- Opening Delimiter -

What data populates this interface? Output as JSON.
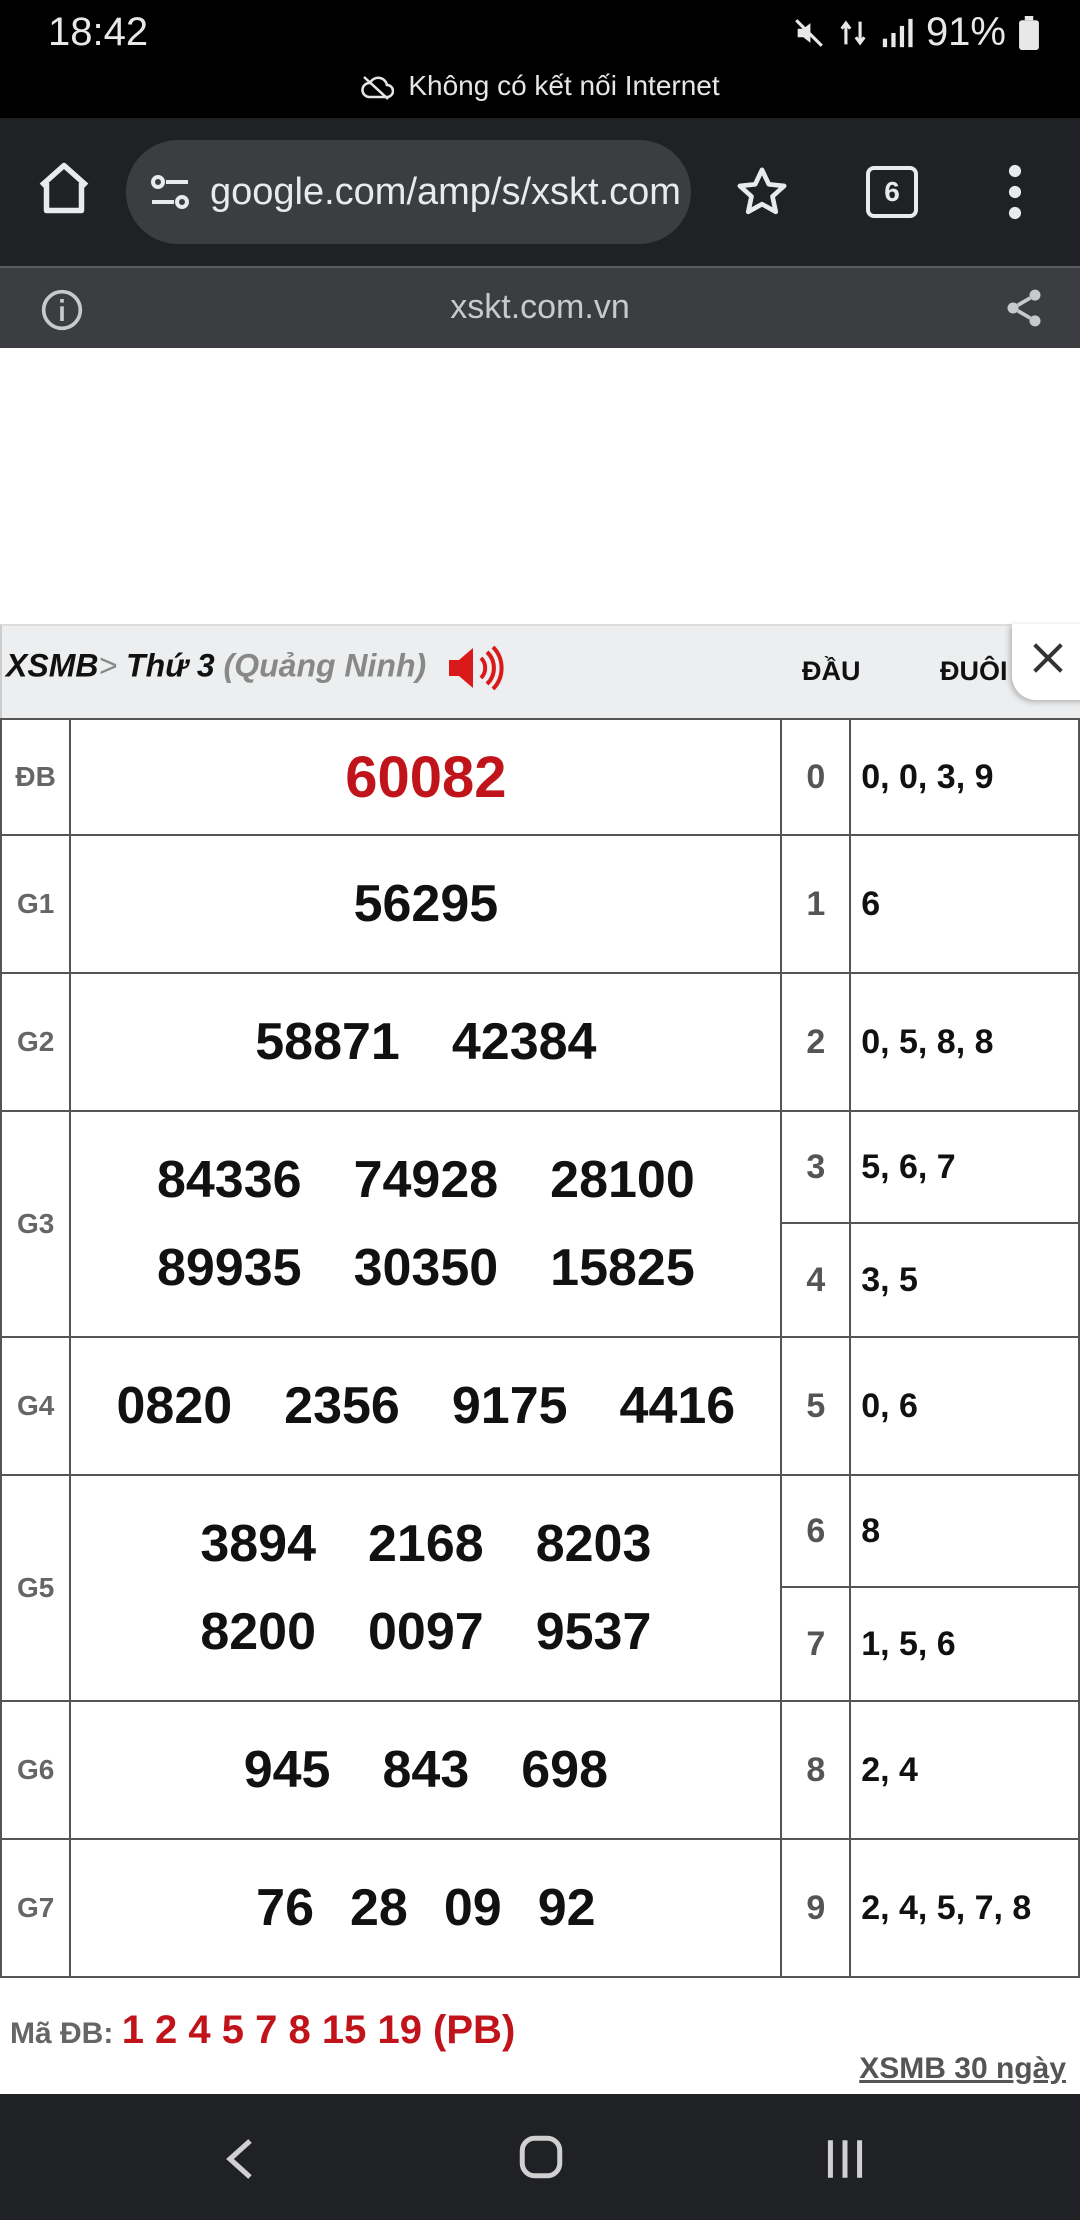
{
  "status": {
    "time": "18:42",
    "battery": "91%",
    "offline_text": "Không có kết nối Internet"
  },
  "browser": {
    "url": "google.com/amp/s/xskt.com.vn",
    "tab_count": "6",
    "amp_domain": "xskt.com.vn"
  },
  "results": {
    "title_main": "XSMB",
    "title_sep": ">",
    "title_day": "Thứ 3",
    "title_province": "(Quảng Ninh)",
    "col_head": "ĐẦU",
    "col_tail": "ĐUÔI",
    "prizes": [
      {
        "label": "ĐB",
        "lines": [
          [
            "60082"
          ]
        ]
      },
      {
        "label": "G1",
        "lines": [
          [
            "56295"
          ]
        ]
      },
      {
        "label": "G2",
        "lines": [
          [
            "58871",
            "42384"
          ]
        ]
      },
      {
        "label": "G3",
        "lines": [
          [
            "84336",
            "74928",
            "28100"
          ],
          [
            "89935",
            "30350",
            "15825"
          ]
        ]
      },
      {
        "label": "G4",
        "lines": [
          [
            "0820",
            "2356",
            "9175",
            "4416"
          ]
        ]
      },
      {
        "label": "G5",
        "lines": [
          [
            "3894",
            "2168",
            "8203"
          ],
          [
            "8200",
            "0097",
            "9537"
          ]
        ]
      },
      {
        "label": "G6",
        "lines": [
          [
            "945",
            "843",
            "698"
          ]
        ]
      },
      {
        "label": "G7",
        "lines": [
          [
            "76",
            "28",
            "09",
            "92"
          ]
        ]
      }
    ],
    "loto": [
      {
        "head": "0",
        "tail": "0, 0, 3, 9"
      },
      {
        "head": "1",
        "tail": "6"
      },
      {
        "head": "2",
        "tail": "0, 5, 8, 8"
      },
      {
        "head": "3",
        "tail": "5, 6, 7"
      },
      {
        "head": "4",
        "tail": "3, 5"
      },
      {
        "head": "5",
        "tail": "0, 6"
      },
      {
        "head": "6",
        "tail": "8"
      },
      {
        "head": "7",
        "tail": "1, 5, 6"
      },
      {
        "head": "8",
        "tail": "2, 4"
      },
      {
        "head": "9",
        "tail": "2, 4, 5, 7, 8"
      }
    ],
    "ma_db_label": "Mã ĐB:",
    "ma_db_codes": "1 2 4 5 7 8 15 19 (PB)",
    "link_30_days": "XSMB 30 ngày"
  },
  "colors": {
    "special_prize": "#c0141a",
    "toolbar_bg": "#202124"
  }
}
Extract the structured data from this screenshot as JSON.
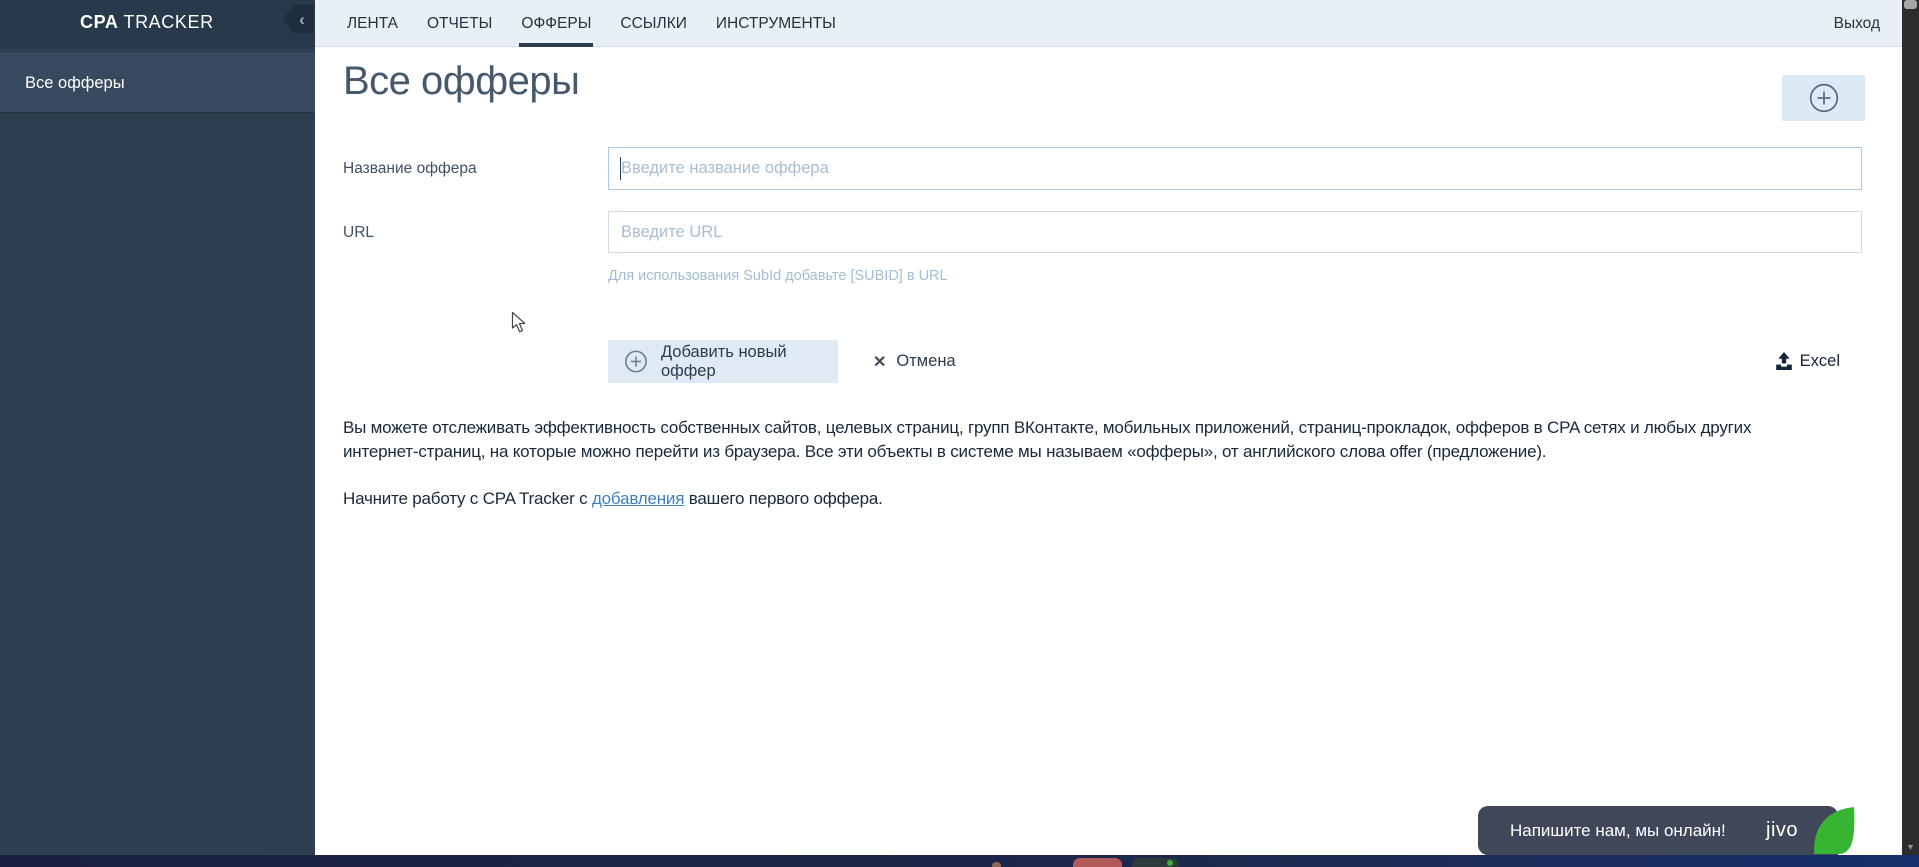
{
  "sidebar": {
    "logo_bold": "CPA",
    "logo_rest": "TRACKER",
    "items": [
      {
        "label": "Все офферы",
        "active": true
      }
    ]
  },
  "nav": {
    "tabs": [
      {
        "label": "ЛЕНТА",
        "active": false
      },
      {
        "label": "ОТЧЕТЫ",
        "active": false
      },
      {
        "label": "ОФФЕРЫ",
        "active": true
      },
      {
        "label": "ССЫЛКИ",
        "active": false
      },
      {
        "label": "ИНСТРУМЕНТЫ",
        "active": false
      }
    ],
    "logout_label": "Выход"
  },
  "main": {
    "title": "Все офферы",
    "form": {
      "name_label": "Название оффера",
      "name_placeholder": "Введите название оффера",
      "name_value": "",
      "url_label": "URL",
      "url_placeholder": "Введите URL",
      "url_value": "",
      "url_hint": "Для использования SubId добавьте [SUBID] в URL",
      "submit_label": "Добавить новый оффер",
      "cancel_label": "Отмена",
      "excel_label": "Excel"
    },
    "intro_paragraph": "Вы можете отслеживать эффективность собственных сайтов, целевых страниц, групп ВКонтакте, мобильных приложений, страниц-прокладок, офферов в CPA сетях и любых других интернет-страниц, на которые можно перейти из браузера. Все эти объекты в системе мы называем «офферы», от английского слова offer (предложение).",
    "start_text_before": "Начните работу с CPA Tracker с ",
    "start_link": "добавления",
    "start_text_after": " вашего первого оффера."
  },
  "chat_widget": {
    "message": "Напишите нам, мы онлайн!",
    "brand": "jivo"
  },
  "icons": {
    "collapse_chevron": "‹",
    "cancel_x": "✕",
    "scroll_down_arrow": "▼"
  },
  "colors": {
    "sidebar_bg": "#2c3e50",
    "sidebar_active_bg": "#36495d",
    "nav_bg": "#e9eff6",
    "active_tab_underline": "#2c3e50",
    "accent_button_bg": "#dfeaf4",
    "focused_input_border": "#a9c9e5",
    "link": "#3f80c1",
    "hint_text": "#a3bdd2",
    "jivo_bg": "#3f4759",
    "jivo_green": "#36b432",
    "bottom_bar_bg": "#1b2243"
  }
}
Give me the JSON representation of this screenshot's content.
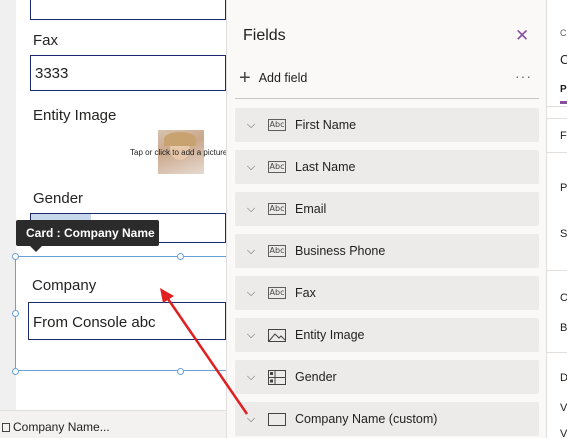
{
  "canvas": {
    "fax": {
      "label": "Fax",
      "value": "3333"
    },
    "entity_image": {
      "label": "Entity Image",
      "placeholder": "Tap or click to add a picture"
    },
    "gender": {
      "label": "Gender"
    },
    "company": {
      "label": "Company",
      "value": "From Console abc"
    },
    "tooltip": "Card : Company Name",
    "bottom_tab": "Company Name..."
  },
  "fields_panel": {
    "title": "Fields",
    "add_field": "Add field",
    "more": "···",
    "items": [
      {
        "label": "First Name",
        "icon": "text-field-icon",
        "icon_text": "Abc"
      },
      {
        "label": "Last Name",
        "icon": "text-field-icon",
        "icon_text": "Abc"
      },
      {
        "label": "Email",
        "icon": "text-field-icon",
        "icon_text": "Abc"
      },
      {
        "label": "Business Phone",
        "icon": "text-field-icon",
        "icon_text": "Abc"
      },
      {
        "label": "Fax",
        "icon": "text-field-icon",
        "icon_text": "Abc"
      },
      {
        "label": "Entity Image",
        "icon": "image-field-icon"
      },
      {
        "label": "Gender",
        "icon": "choice-field-icon"
      },
      {
        "label": "Company Name (custom)",
        "icon": "card-field-icon"
      }
    ]
  },
  "props_strip": {
    "t1": "C",
    "t2": "C",
    "tab": "P",
    "t3": "Fi",
    "t4": "P",
    "t5": "Si",
    "t6": "C",
    "t7": "B",
    "t8": "D",
    "t9": "V",
    "t10": "V"
  },
  "colors": {
    "accent": "#6aa0d8",
    "arrow": "#e02020",
    "close": "#8a4f9e",
    "input_border": "#1b2a6b"
  }
}
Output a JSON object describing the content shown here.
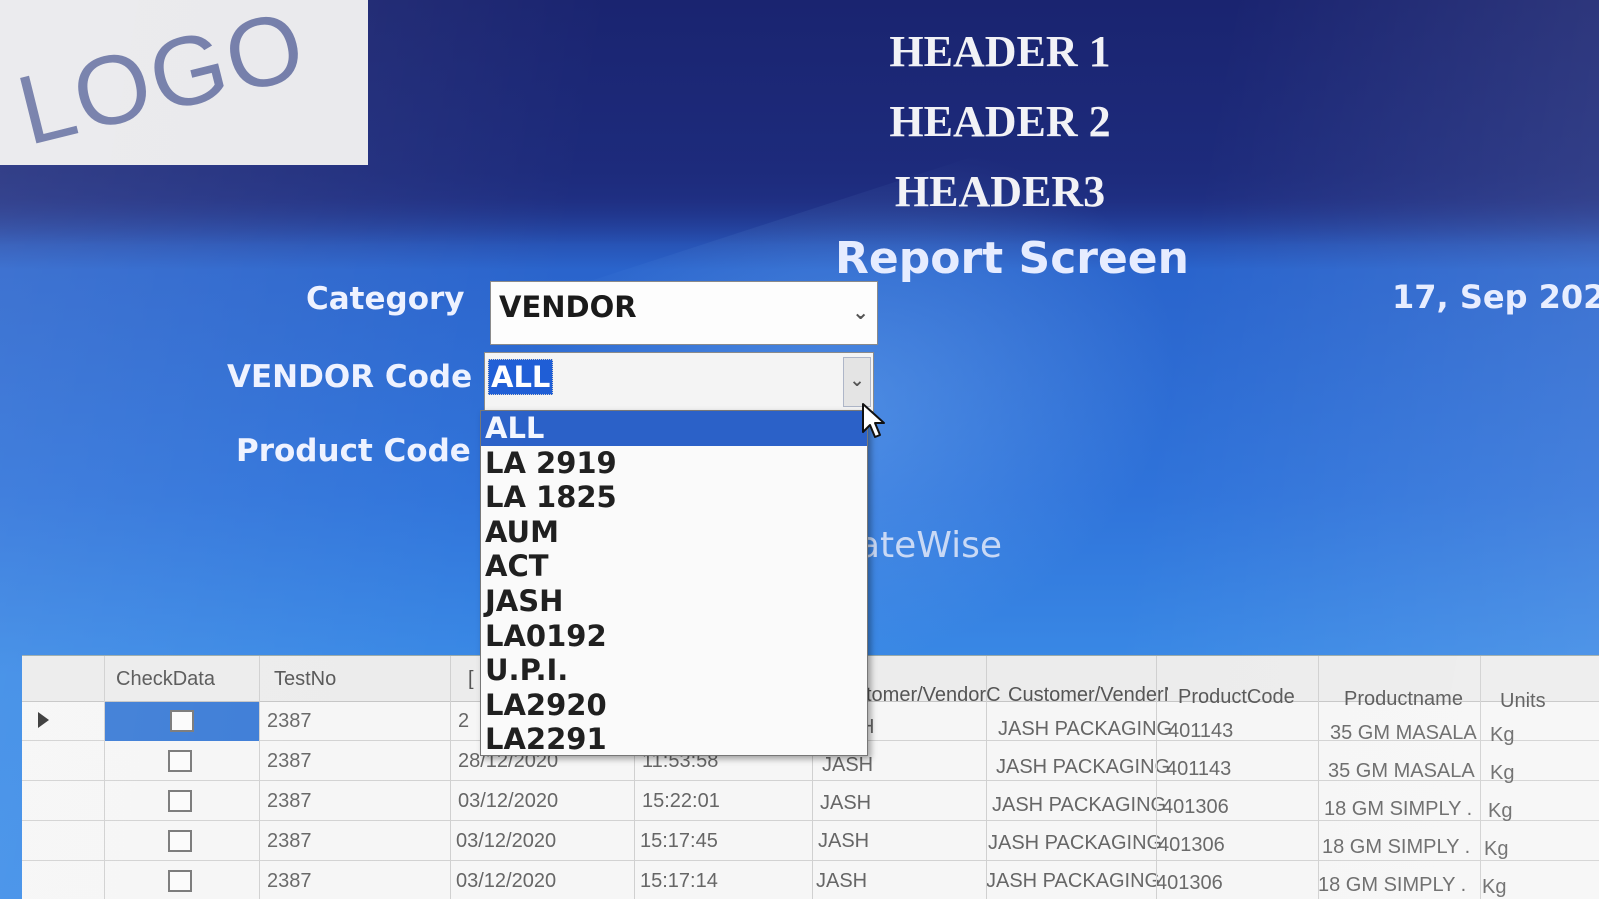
{
  "logo": {
    "text": "LOGO"
  },
  "headers": {
    "h1": "HEADER 1",
    "h2": "HEADER 2",
    "h3": "HEADER3"
  },
  "report": {
    "title": "Report Screen",
    "date": "17, Sep 202"
  },
  "form": {
    "category_label": "Category",
    "category_value": "VENDOR",
    "vendor_code_label": "VENDOR Code",
    "vendor_code_value": "ALL",
    "product_code_label": "Product Code",
    "datewise_text": "ateWise"
  },
  "dropdown": {
    "options": [
      "ALL",
      "LA 2919",
      "LA 1825",
      "AUM",
      "ACT",
      "JASH",
      "LA0192",
      "U.P.I.",
      "LA2920",
      "LA2291"
    ],
    "selected": "ALL"
  },
  "grid": {
    "columns": {
      "checkdata": "CheckData",
      "testno": "TestNo",
      "date": "[",
      "customer_vendor_code": "stomer/VendorC",
      "customer_vendor_name": "Customer/VenderN",
      "productcode": "ProductCode",
      "productname": "Productname",
      "units": "Units"
    },
    "rows": [
      {
        "testno": "2387",
        "date": "2",
        "time": "",
        "code": "H",
        "name": "JASH PACKAGING",
        "productcode": "401143",
        "productname": "35 GM MASALA ...",
        "units": "Kg"
      },
      {
        "testno": "2387",
        "date": "28/12/2020",
        "time": "11:53:58",
        "code": "JASH",
        "name": "JASH PACKAGING",
        "productcode": "401143",
        "productname": "35 GM MASALA ...",
        "units": "Kg"
      },
      {
        "testno": "2387",
        "date": "03/12/2020",
        "time": "15:22:01",
        "code": "JASH",
        "name": "JASH PACKAGING",
        "productcode": "401306",
        "productname": "18 GM SIMPLY ...",
        "units": "Kg"
      },
      {
        "testno": "2387",
        "date": "03/12/2020",
        "time": "15:17:45",
        "code": "JASH",
        "name": "JASH PACKAGING",
        "productcode": "401306",
        "productname": "18 GM SIMPLY ...",
        "units": "Kg"
      },
      {
        "testno": "2387",
        "date": "03/12/2020",
        "time": "15:17:14",
        "code": "JASH",
        "name": "JASH PACKAGING",
        "productcode": "401306",
        "productname": "18 GM SIMPLY ...",
        "units": "Kg"
      }
    ]
  },
  "colors": {
    "header_band": "#1d2b7c",
    "selection": "#2b61c8",
    "background": "#2f73da"
  },
  "icons": {
    "combo_chevron": "chevron-down-icon",
    "cursor": "mouse-pointer-icon",
    "row_pointer": "row-pointer-icon"
  }
}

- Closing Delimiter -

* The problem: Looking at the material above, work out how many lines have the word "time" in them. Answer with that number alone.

* Written reply: 6